Thought I’d share parts of a paper written by by Andrea Atkinson, Urgent Service Director at Elevate Destinations. Their trip to Haiti won a Nat Geo Tour of a Lifetime Award in 2011 so below is a little about how they did it.
Is it time for everyone to open Haiti up as a destination? Probably not. But are there ways to do it effectively? Yes, see below as an example.
Effective Volunteer Travel Creating Relationships for Meaningful Service in Haiti & The Gulf
Volunteering and service abroad have become very popular for individuals and groups. Developing a volunteer program that both benefits a community as well as positively impacts volunteers is not as easy as just sending a group of people into a “community in need”. In order for one to two week stints of work to be effective and create meaningful change, it is important for travel providers to know how to create experiences that actually give back as well as provide a platform for travelers to serve in solidarity.
Effective Volunteer Program Components
Address sustainability: Understand the environmental, economic, and social benefit for communities. Sustainable development is a norm of the development world. When we bring volunteers into the service world – we need to prepare them for this direct contact. It is important to ensure that the work being done provides a well-rounded and aligned support of sustainable development goals.
Assess long-term impact and ensure that the programs supported have plans for positive impact in the long-run. There are so many programs that have been started and then abandoned by well-meaning volunteers and organizations. Find an organization with a long-standing commitment to the country and cause and find out what their long-range plan is.
Work with well-established organizations: Work with well-established non-profit organizations that have track records of success, transparency and long-term commitment to the community.
Help raise funds: Provide fundraising support to non-profit partners. Each of our travelers is tasked with raising $500. Some have raised over $4000. This has multiplied their effect in the program. Our initiative has raised over $30,000 for causes in Haiti and has engaged hundreds of small donors that now have invested in Haiti.
Employ and engage locals: Employ local labor, making certain that local jobs are not displaced. Volunteering to get something done that could be done by a local employed to do a job is not effective. Neither is bringing in an expert to get a job done and then not providing transfer of knowledge (ie not teaching a or many locals some of the skills to provide this service in the future as well as not learning from locals).
Work in solidarity not superiority: Working side-by-side with locals, learning from them and supporting them while maintaining respect for their culture and knowledge. Developing cross-cultural relationships is one of the most effective things that can come of a volunteer program. It is important to create introductions and work with locals to develop real relationships and create solidarity.
Haiti Case Study:

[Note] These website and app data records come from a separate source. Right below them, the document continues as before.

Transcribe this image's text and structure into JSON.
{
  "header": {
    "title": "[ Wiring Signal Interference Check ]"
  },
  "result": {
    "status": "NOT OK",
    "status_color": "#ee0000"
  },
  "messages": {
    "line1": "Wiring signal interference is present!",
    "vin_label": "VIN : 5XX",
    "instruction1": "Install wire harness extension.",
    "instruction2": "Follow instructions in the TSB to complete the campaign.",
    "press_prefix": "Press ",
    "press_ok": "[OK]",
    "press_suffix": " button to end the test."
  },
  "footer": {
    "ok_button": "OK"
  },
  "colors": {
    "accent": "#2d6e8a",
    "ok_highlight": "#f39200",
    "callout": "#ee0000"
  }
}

A year and a half after the January 12 Haiti Earthquake, Haitians are still picking up the pieces, making a new life out of less than the little most people once had. The emergency stage is over, and the long-term rebuilding has begun. Ensuring Haitians have the resources for education is one of the critical elements of long-term recovery. Community engagement in Haiti offers the opportunity to participate in rebuilding a nation, one school and orphanage at a time.
Programs we have developed in Haiti support the rebuilding of orphanages and schools as well as support youth empowerment and the environment.
Elevate the Gulf Case Study:
On April 20th, 2010 over 185 million gallons of crude oil began a three-month gush into the waters off the Gulf Coast of the United States. So began a national tragedy that not only affected marine and coastal flora and fauna, but an entire fishing economy, culture and ecosystem. The sheen on the water has dissipated, as has the media attention, but the long-term repercussions have only begun.
Programs we have developed in the Gulf are in partnership with The Ocean Foundation, to support an area of our country that has suffered economically, culturally and ecologically. Volunteers have worked on replacement or restoration of the oyster reef, seagrass bed and coastal marsh habitats has long-term benefits in helping to improve on-going problems in Mobile Bay.